Each line of the data must be given back verbatim, with pictures removed.

Records from a data source
=====
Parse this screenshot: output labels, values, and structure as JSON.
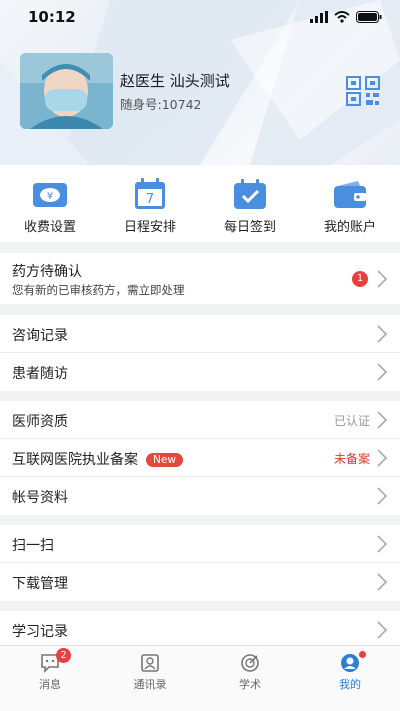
{
  "status_bar": {
    "time": "10:12"
  },
  "profile": {
    "name": "赵医生 汕头测试",
    "id_label": "随身号:10742"
  },
  "quick_actions": [
    {
      "label": "收费设置",
      "icon": "fee-icon"
    },
    {
      "label": "日程安排",
      "icon": "calendar-icon",
      "icon_text": "7"
    },
    {
      "label": "每日签到",
      "icon": "checkin-icon"
    },
    {
      "label": "我的账户",
      "icon": "wallet-icon"
    }
  ],
  "prescription": {
    "title": "药方待确认",
    "subtitle": "您有新的已审核药方，需立即处理",
    "badge": "1"
  },
  "group1": [
    {
      "title": "咨询记录"
    },
    {
      "title": "患者随访"
    }
  ],
  "group2": {
    "qualification": {
      "title": "医师资质",
      "status": "已认证"
    },
    "filing": {
      "title": "互联网医院执业备案",
      "tag": "New",
      "status": "未备案"
    },
    "account": {
      "title": "帐号资料"
    }
  },
  "group3": [
    {
      "title": "扫一扫"
    },
    {
      "title": "下载管理"
    }
  ],
  "group4": [
    {
      "title": "学习记录"
    }
  ],
  "tabbar": {
    "tabs": [
      {
        "label": "消息",
        "badge": "2"
      },
      {
        "label": "通讯录"
      },
      {
        "label": "学术"
      },
      {
        "label": "我的"
      }
    ]
  },
  "colors": {
    "accent": "#2a7fd6",
    "icon_blue": "#4a8ee0",
    "badge_red": "#e8413c",
    "status_red": "#e0382f",
    "status_gray": "#999999"
  }
}
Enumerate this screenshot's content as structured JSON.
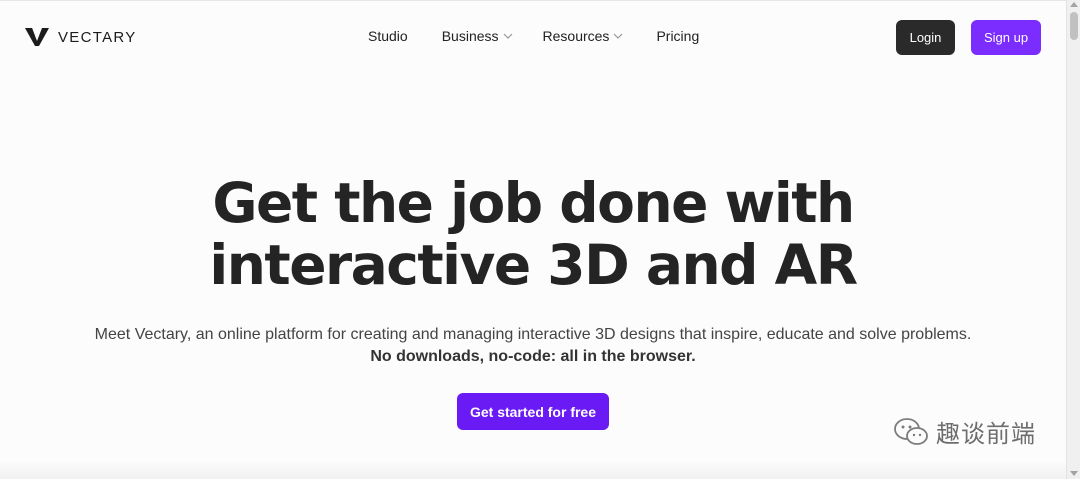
{
  "header": {
    "logo_text": "VECTARY",
    "nav": {
      "studio": "Studio",
      "business": "Business",
      "resources": "Resources",
      "pricing": "Pricing"
    },
    "login_label": "Login",
    "signup_label": "Sign up"
  },
  "hero": {
    "title_line1": "Get the job done with",
    "title_line2": "interactive 3D and AR",
    "subtitle": "Meet Vectary, an online platform for creating and managing interactive 3D designs that inspire, educate and solve problems.",
    "subtitle_strong": "No downloads, no-code: all in the browser.",
    "cta_label": "Get started for free"
  },
  "watermark": {
    "text": "趣谈前端"
  },
  "colors": {
    "brand_purple": "#7b2cff",
    "cta_purple": "#6a1bf5",
    "dark_button": "#2a2a2a",
    "text_dark": "#242424"
  }
}
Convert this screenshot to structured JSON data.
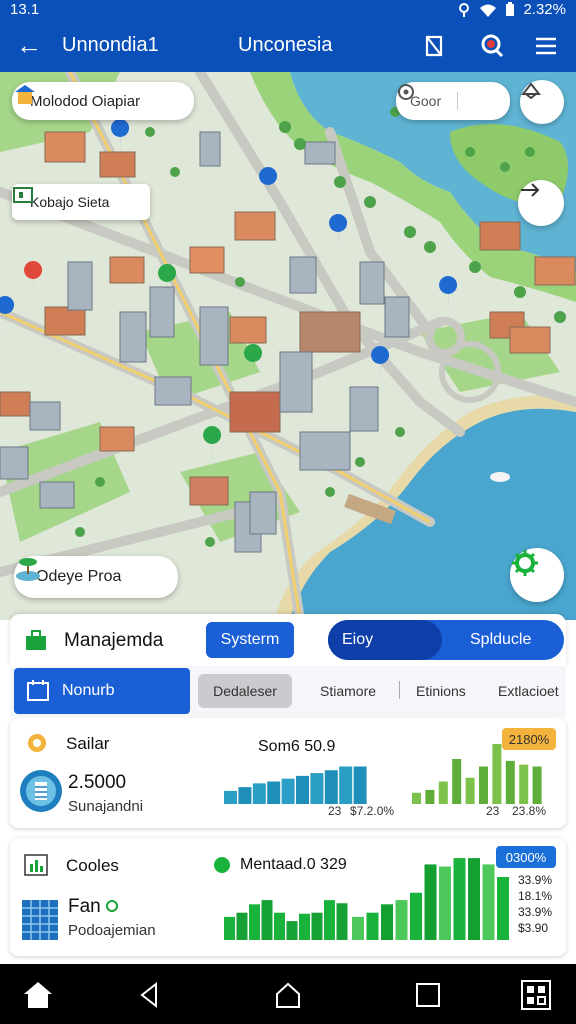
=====
> _EXERCISE SOLUTION_
Parse this screenshot: output labels, values, and structure as JSON.
{
  "status_bar": {
    "time": "10:12"
  },
  "profile": {
    "name": "赵医生 汕头测试",
    "id_label": "随身号:10742"
  },
  "quick_actions": [
    {
      "label": "收费设置",
      "icon": "fee-icon"
    },
    {
      "label": "日程安排",
      "icon": "calendar-icon",
      "icon_text": "7"
    },
    {
      "label": "每日签到",
      "icon": "checkin-icon"
    },
    {
      "label": "我的账户",
      "icon": "wallet-icon"
    }
  ],
  "prescription": {
    "title": "药方待确认",
    "subtitle": "您有新的已审核药方，需立即处理",
    "badge": "1"
  },
  "group1": [
    {
      "title": "咨询记录"
    },
    {
      "title": "患者随访"
    }
  ],
  "group2": {
    "qualification": {
      "title": "医师资质",
      "status": "已认证"
    },
    "filing": {
      "title": "互联网医院执业备案",
      "tag": "New",
      "status": "未备案"
    },
    "account": {
      "title": "帐号资料"
    }
  },
  "group3": [
    {
      "title": "扫一扫"
    },
    {
      "title": "下载管理"
    }
  ],
  "group4": [
    {
      "title": "学习记录"
    }
  ],
  "tabbar": {
    "tabs": [
      {
        "label": "消息",
        "badge": "2"
      },
      {
        "label": "通讯录"
      },
      {
        "label": "学术"
      },
      {
        "label": "我的"
      }
    ]
  },
  "colors": {
    "accent": "#2a7fd6",
    "icon_blue": "#4a8ee0",
    "badge_red": "#e8413c",
    "status_red": "#e0382f",
    "status_gray": "#999999"
  }
}
Enumerate this screenshot's content as structured JSON.
{
  "header": {
    "logo_text": "VECTARY",
    "nav": {
      "studio": "Studio",
      "business": "Business",
      "resources": "Resources",
      "pricing": "Pricing"
    },
    "login_label": "Login",
    "signup_label": "Sign up"
  },
  "hero": {
    "title_line1": "Get the job done with",
    "title_line2": "interactive 3D and AR",
    "subtitle": "Meet Vectary, an online platform for creating and managing interactive 3D designs that inspire, educate and solve problems.",
    "subtitle_strong": "No downloads, no-code: all in the browser.",
    "cta_label": "Get started for free"
  },
  "watermark": {
    "text": "趣谈前端"
  },
  "colors": {
    "brand_purple": "#7b2cff",
    "cta_purple": "#6a1bf5",
    "dark_button": "#2a2a2a",
    "text_dark": "#242424"
  }
}
Convert this screenshot to structured JSON data.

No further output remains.